What are the chances of a debut author getting a contract with a major publisher? What if the author does not have an agent?
It’s always hard to get the first contract for any author. It’s a little like “American Idol” with hundreds, if not thousands, of people in line hoping for their chance.
In non-fiction it can be a number of things that help with the process.
- The “Platform” is crucial for many publishers. They want to have the confidence that they can sell a boatload of copies right away to your built-in constituency. But not every debut author has an overwhelming “platform.”
- The type of book you are writing can be a factor. For example, a devotional with a clever hook can be just what the publisher is looking for because devotionals often are not celebrity driven. Jesus Calling is an example. That was Sarah Young’s first book.
But if your book is on an evergreen topic like marriage or finances you need to have something very unique or a massive platform to attract a publisher’s attention. There are too many “classics” in those categories. Or they have a dominant player like Dave Ramsey in that space.

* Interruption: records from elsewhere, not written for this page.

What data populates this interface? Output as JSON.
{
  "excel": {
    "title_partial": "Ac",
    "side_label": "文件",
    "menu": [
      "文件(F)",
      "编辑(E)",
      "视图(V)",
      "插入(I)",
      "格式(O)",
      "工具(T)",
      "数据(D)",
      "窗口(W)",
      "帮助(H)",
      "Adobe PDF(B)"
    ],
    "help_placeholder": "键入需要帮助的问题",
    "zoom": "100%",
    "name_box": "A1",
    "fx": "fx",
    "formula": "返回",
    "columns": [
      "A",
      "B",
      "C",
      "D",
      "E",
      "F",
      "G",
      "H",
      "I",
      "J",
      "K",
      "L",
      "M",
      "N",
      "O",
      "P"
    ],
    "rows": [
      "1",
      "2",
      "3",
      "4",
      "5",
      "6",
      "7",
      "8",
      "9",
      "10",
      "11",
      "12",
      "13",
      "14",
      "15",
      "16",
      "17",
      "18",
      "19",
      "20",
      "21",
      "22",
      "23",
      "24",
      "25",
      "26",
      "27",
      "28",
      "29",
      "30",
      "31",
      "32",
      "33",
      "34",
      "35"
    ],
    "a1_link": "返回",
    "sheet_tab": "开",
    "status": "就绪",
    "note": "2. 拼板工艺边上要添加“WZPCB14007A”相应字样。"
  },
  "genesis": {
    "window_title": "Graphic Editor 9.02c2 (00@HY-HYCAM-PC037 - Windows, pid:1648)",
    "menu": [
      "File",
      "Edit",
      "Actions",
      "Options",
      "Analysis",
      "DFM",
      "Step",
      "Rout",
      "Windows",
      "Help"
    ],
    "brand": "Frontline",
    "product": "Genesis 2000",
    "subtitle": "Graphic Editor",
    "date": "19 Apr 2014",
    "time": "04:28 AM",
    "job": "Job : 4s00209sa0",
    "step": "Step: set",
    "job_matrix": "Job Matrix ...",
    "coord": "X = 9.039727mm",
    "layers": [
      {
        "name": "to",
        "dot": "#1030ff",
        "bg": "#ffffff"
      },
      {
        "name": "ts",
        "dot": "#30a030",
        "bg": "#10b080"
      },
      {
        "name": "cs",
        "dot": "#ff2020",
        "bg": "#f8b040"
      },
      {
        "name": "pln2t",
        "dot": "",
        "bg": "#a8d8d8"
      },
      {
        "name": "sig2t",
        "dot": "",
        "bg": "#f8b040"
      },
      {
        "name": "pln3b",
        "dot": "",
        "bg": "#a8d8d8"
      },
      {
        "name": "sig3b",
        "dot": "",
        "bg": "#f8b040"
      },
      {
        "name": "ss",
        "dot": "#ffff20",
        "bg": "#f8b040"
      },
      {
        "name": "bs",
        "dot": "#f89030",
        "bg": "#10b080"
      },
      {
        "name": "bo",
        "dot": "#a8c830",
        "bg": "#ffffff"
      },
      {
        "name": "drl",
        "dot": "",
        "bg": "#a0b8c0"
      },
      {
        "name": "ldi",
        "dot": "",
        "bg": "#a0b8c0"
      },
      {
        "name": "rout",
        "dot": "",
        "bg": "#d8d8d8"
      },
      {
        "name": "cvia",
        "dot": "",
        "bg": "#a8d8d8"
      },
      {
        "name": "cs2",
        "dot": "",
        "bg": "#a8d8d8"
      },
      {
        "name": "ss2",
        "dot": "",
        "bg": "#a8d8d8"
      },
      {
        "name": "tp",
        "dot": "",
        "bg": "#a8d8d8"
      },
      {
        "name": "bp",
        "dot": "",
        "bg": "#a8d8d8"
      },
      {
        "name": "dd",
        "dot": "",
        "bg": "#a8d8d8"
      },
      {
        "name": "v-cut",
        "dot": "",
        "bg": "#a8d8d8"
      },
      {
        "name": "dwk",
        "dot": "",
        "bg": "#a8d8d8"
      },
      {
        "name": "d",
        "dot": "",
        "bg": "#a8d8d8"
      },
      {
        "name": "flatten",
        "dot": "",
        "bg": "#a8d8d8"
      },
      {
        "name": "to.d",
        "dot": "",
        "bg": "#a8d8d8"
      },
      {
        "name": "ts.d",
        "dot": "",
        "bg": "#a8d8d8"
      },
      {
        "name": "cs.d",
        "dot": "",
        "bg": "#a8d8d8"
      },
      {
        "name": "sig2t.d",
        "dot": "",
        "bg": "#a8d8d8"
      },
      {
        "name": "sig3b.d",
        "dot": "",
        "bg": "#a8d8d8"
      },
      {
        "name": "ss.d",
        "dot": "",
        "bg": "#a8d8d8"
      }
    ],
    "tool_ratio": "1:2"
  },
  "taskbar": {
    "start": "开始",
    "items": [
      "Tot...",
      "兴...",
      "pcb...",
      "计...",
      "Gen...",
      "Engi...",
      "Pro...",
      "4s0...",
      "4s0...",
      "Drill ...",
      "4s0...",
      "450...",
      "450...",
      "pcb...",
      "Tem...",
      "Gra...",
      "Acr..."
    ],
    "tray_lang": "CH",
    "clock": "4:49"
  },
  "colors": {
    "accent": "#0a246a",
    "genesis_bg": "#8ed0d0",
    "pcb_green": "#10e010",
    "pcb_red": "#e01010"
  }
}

- It may be that the author has top-level endorsements as part of the proposal. The author is well known and respected by a number of “famous” people who have agreed to endorse the book before it has even been published. I saw this turn the heads of a publication meeting. Their first reaction was “who is this guy” but when they saw the endorsements they knew he was something special.

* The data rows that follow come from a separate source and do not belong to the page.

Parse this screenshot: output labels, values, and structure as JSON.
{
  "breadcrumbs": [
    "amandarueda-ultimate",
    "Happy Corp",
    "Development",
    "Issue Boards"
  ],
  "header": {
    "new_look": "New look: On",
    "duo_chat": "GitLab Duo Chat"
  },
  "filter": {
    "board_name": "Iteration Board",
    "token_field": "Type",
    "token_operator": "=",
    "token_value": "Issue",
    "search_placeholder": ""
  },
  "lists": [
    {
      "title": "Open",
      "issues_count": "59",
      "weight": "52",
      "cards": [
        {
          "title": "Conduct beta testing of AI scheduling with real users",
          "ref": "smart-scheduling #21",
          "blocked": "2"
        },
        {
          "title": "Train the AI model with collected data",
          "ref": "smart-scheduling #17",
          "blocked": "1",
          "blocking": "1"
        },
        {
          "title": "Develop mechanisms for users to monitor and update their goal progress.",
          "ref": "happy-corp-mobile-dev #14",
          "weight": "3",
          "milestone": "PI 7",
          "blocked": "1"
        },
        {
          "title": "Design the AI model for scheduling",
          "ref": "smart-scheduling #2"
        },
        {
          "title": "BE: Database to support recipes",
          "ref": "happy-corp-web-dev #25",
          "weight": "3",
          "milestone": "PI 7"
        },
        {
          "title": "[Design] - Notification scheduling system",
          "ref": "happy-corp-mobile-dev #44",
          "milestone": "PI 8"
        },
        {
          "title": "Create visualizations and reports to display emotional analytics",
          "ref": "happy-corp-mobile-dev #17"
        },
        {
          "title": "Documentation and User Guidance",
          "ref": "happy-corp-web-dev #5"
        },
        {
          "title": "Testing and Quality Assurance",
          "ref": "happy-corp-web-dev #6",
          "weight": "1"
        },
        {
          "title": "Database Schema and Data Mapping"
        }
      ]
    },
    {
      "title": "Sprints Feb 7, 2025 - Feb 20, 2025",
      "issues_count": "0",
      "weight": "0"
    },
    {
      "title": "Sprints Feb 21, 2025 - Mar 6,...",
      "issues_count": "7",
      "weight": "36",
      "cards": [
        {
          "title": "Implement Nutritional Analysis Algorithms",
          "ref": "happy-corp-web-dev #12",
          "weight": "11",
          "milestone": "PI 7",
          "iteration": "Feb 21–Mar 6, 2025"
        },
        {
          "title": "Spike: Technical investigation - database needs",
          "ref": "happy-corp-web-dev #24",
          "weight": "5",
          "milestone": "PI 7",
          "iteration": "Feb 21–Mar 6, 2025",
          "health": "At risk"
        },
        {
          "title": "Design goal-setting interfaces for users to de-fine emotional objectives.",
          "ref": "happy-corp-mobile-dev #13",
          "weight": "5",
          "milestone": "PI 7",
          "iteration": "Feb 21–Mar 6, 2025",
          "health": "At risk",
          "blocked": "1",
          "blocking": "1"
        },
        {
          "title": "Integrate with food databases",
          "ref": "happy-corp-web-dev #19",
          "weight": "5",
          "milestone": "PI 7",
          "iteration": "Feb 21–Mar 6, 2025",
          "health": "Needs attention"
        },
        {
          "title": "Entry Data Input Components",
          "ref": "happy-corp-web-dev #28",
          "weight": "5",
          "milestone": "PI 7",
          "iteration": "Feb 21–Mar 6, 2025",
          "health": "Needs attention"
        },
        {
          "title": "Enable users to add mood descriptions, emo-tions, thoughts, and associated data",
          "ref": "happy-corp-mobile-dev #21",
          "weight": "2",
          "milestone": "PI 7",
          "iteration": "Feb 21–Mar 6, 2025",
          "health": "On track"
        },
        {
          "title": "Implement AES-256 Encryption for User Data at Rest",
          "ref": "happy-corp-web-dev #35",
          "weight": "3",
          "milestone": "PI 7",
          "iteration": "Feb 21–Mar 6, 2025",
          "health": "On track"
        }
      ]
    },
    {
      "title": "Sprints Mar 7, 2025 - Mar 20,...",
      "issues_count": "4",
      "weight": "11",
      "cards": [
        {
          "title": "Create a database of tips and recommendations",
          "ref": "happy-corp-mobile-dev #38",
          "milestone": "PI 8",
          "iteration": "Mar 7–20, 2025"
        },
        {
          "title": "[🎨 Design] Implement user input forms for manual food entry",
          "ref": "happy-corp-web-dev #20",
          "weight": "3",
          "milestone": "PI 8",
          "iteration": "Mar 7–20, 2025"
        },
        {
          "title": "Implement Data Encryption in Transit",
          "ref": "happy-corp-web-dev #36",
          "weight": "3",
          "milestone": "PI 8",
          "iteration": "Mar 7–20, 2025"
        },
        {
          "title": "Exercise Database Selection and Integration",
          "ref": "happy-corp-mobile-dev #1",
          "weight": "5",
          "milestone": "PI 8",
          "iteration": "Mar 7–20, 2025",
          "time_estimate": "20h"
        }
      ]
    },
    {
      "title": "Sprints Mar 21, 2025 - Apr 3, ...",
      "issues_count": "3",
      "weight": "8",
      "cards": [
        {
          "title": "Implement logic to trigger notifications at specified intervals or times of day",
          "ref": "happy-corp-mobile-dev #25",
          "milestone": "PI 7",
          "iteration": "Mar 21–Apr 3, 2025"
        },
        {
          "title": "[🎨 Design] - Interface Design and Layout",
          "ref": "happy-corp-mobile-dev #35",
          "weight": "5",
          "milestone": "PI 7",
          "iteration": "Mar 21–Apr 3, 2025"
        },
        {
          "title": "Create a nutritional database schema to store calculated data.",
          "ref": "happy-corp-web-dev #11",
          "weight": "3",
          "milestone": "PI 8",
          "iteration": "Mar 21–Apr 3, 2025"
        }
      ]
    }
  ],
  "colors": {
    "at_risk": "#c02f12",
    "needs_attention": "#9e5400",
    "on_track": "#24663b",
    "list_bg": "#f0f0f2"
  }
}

- The author may have met an editor at a conference and made a personal connection there. I’ve seen this happen dozens of times. The editor loves the project and can cite their experience with the author when the book is pitched in-house. I have a client who was speaking at an event…afterwards an editor from a major publisher, who was in the audience, came up and asked about writing for them. Book seven will come out next Spring.
In fiction, we often say, “it is all about the story.” But that’s really just one factor.
- If your brilliant novel, set in the Civil War, arrives right after the major publisher has contracted another author’s Civil War novel, yours won’t be picked. But it may be the other way around in your case. Yours is chosen and someone else gets the boot.
- It is fascinating to watch the ebb and flow of popularity with various genres. Historical fiction seems to be in a cycle about every five years. It’s hot, then it’s not, then it’s hot again. Recently dystopian novels were all the rage, but not any more. The editors were fatigued by all the submissions and the marketplace ended up close to a saturation point. Romantic Suspense is getting a lot of attention these days, but soon those slots will be filled and something else will become the new flavor.
Think about other genres, like Amish. Ten years ago it was unbelievably hot. Publishers and writers were diving into the genre with abandon. Now it has settled into a strong category with a few dominant authors. Breaking in as a debut Amish author can be done, but it takes special story telling skills to get the attention of the editor whose line is already “full.”
The question we started with had another aspect. What about the unagented debut author?
It is possible to get a deal without an agent. Primarily the writers conference or an editor approaching you is the main way that happens. There are stories of the unsolicited proposal hitting the major publisher’s desk and becoming a bestseller, but those stories are told because they are so rare and exceptional.
The issue for the unagented author is not getting the deal, it is the contract itself. If you don’t want an agent but would rather use a literary attorney, that is fine. Just make sure you know what you are signing. Those contracts can be onerous if you are not careful. I teach a class called “Landmines in Your Book Contract” for a reason!